The manufacturer of DTF claims its product reduces facial wrinkles and wishes to sell it as a pharmaceutical. The Food and Drug Administration (FDA), however, has ordered lengthy and costly experiments to determine whether DTF truly reduces facial wrinkles. The manufacturer, a small cosmetics firm, lacks the resources to carry out the required research and will probably comply with less rigorous line FDA regulations by labeling DTF a cosmetic.
Which of the following can be most reasonably inferred from the statements above?
(A) Cosmetics are among the products not regulated by the FDA.
(B) Only established pharmaceutical firms have the capital required to enter new products in the market.
(C) The makers of DTF thought they would sell greater quantities of their product if it were a pharmaceutical rather than a cosmetic.
(D) The FDA regulates claims made about pharmaceuticals more strictly than claims made about cosmetics.
(E) DTF has very little effect, if any, on facial line wrinkles and would not have received FDA approval
D says that "FDA regulates claims made about pharaceuticals more strictly than claims make about cosmetics"...but the passage suggets that the "standards" or experiments are more regerious for pharmaceuticals than cosmetics. I.e the Phramaceutical needs to meets higher standards than cosmetics. ..so its not the regulation of claims but the rigrousness of standards for pharmaceuticals......IMO

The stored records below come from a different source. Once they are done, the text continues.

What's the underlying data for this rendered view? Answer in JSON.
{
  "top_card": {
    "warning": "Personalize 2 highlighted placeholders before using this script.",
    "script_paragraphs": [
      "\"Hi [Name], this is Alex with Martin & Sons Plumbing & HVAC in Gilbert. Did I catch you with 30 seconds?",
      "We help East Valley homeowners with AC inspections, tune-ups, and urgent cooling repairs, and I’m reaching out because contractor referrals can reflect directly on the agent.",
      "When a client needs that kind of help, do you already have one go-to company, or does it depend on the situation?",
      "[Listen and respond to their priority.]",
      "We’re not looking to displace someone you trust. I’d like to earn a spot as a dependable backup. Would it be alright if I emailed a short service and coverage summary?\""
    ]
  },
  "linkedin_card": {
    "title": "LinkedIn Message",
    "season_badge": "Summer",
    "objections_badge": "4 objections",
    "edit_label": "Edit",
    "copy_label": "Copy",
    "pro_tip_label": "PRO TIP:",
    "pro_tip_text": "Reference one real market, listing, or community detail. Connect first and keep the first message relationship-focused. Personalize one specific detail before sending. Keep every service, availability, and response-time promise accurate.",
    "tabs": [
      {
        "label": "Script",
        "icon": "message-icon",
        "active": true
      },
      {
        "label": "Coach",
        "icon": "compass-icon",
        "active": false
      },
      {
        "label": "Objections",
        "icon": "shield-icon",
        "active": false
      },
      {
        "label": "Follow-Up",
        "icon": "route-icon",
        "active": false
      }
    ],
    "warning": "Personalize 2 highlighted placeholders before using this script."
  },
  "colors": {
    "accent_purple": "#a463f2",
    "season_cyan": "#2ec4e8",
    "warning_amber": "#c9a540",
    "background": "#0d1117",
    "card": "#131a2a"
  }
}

C ..can be infered because if DTF would have been approved for pharamaceutical then ..people will think that it meets higher standard and is more effective ...and will buy more